Obesity in China is Exploding
When you picture Chinese people do you picture fat people? When you picture Chinese food, do you picture fatty meats? Me neither, but I guess it’s time to. Look at this chart showing how the Chinese obesity rate has exploded since 1980:
More than a quarter of the adult population, or roughly 350m people, is overweight or obese (more than 60m squeeze into the latter camp).
The Chinese are not actually eating more as they get richer: the average daily intake has dropped a little over the past ten years, from 2,100 calories in 2002 to a little more than 2,000 today. This suggests that a sedentary lifestyle may be hurting people’s health as much as changes in diet. Rapid urbanisation means more people are leaving the fields to work in less strenuous manufacturing jobs. Meanwhile in the cities, walking and biking have been replaced by driving cars and sitting on public transport. Recent surveys show that less than 10% of urban dwellers exercise regularly.
Childhood obesity has grown hugely in richer coastal cities. During summer breaks parents send off their pudgy little emperors to weight-loss camps that have sprung up everywhere. The exam-oriented education system doesn’t help matters either: although schools are required to set aside at least an hour for exercise every day, they routinely cancel gym classes to make room for other courses.

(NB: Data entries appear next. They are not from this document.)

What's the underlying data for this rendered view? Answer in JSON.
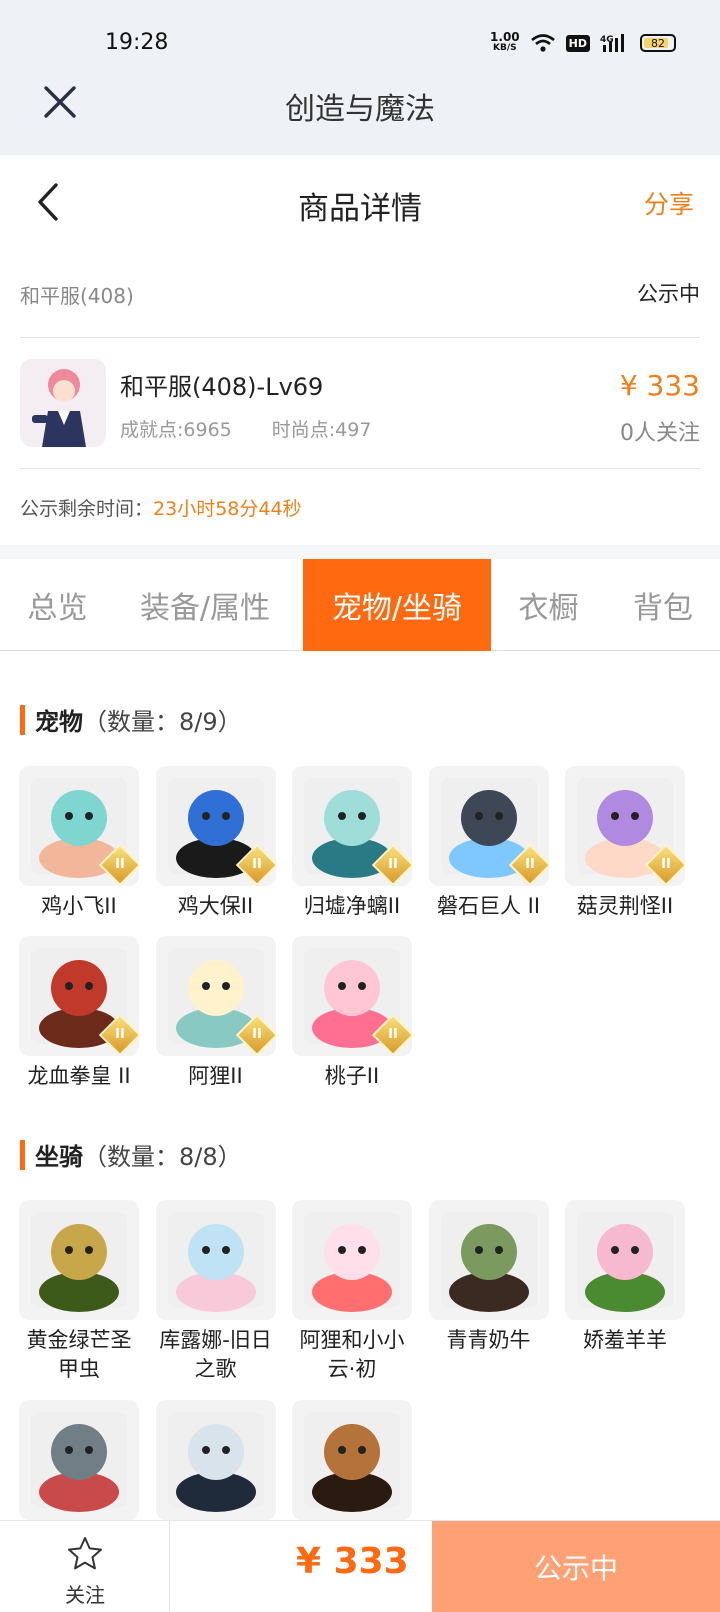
{
  "status_bar": {
    "time": "19:28",
    "net_speed_value": "1.00",
    "net_speed_unit": "KB/S",
    "hd": "HD",
    "signal": "4G",
    "battery": "82"
  },
  "app_bar": {
    "title": "创造与魔法"
  },
  "page_header": {
    "title": "商品详情",
    "share": "分享"
  },
  "listing": {
    "server_name": "和平服(408)",
    "status": "公示中",
    "title": "和平服(408)-Lv69",
    "achievement": "成就点:6965",
    "fashion": "时尚点:497",
    "price": "¥ 333",
    "followers": "0人关注",
    "countdown_label": "公示剩余时间：",
    "countdown_value": "23小时58分44秒"
  },
  "tabs": [
    "总览",
    "装备/属性",
    "宠物/坐骑",
    "衣橱",
    "背包"
  ],
  "active_tab": "宠物/坐骑",
  "pets": {
    "title": "宠物",
    "count": "（数量：8/9）",
    "items": [
      "鸡小飞II",
      "鸡大保II",
      "归墟净螭II",
      "磐石巨人 II",
      "菇灵荆怪II",
      "龙血拳皇 II",
      "阿狸II",
      "桃子II"
    ]
  },
  "mounts": {
    "title": "坐骑",
    "count": "（数量：8/8）",
    "items": [
      "黄金绿芒圣甲虫",
      "库露娜-旧日之歌",
      "阿狸和小小云·初",
      "青青奶牛",
      "娇羞羊羊",
      "",
      "",
      ""
    ]
  },
  "badge_text": "II",
  "bottom_bar": {
    "follow_label": "关注",
    "price": "¥ 333",
    "action": "公示中"
  },
  "colors": {
    "accent": "#ff6a10",
    "price": "#ef7f1a",
    "action_button": "#ffa174"
  }
}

In May the Lancet, a medical journal, published a study showing that the obesity rate among Chinese boys is 6.9%, almost twice as high as that among adult men.